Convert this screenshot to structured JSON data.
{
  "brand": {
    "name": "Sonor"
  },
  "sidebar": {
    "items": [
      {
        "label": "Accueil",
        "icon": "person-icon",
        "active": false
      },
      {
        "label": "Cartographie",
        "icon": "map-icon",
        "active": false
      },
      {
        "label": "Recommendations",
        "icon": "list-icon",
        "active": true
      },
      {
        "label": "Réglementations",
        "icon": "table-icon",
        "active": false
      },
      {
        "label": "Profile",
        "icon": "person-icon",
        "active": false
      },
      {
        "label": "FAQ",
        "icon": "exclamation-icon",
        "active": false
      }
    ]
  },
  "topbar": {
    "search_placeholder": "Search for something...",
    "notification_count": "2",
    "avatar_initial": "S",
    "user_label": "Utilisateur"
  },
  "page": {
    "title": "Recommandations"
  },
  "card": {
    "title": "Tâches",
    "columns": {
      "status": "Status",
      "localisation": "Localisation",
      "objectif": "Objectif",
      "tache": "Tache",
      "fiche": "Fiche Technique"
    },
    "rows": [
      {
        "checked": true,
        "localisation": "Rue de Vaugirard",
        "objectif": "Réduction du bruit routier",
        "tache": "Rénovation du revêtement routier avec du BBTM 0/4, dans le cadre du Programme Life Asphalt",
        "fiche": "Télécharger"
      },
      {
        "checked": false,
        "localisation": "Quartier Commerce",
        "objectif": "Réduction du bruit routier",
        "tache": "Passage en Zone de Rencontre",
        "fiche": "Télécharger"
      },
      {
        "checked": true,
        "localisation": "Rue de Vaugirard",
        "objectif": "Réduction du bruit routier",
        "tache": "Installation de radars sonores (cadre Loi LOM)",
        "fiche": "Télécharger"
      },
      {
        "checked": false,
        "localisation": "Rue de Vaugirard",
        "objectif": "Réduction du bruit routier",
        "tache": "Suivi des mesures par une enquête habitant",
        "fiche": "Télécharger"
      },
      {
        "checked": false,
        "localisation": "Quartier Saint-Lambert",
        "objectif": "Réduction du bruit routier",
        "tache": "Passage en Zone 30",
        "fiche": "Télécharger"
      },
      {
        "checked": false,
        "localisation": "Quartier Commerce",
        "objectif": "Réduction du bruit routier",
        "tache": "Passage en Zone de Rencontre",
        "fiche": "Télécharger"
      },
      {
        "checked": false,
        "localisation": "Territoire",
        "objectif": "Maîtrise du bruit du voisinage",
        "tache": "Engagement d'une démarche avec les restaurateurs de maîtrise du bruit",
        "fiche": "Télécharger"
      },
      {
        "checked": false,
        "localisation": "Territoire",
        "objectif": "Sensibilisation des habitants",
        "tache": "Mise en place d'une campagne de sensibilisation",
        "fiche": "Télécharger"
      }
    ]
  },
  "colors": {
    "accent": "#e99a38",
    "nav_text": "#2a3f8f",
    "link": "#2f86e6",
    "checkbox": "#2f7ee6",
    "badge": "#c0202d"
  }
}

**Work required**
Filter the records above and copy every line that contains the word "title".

**Response box**
    "title": "Recommandations"
    "title": "Tâches",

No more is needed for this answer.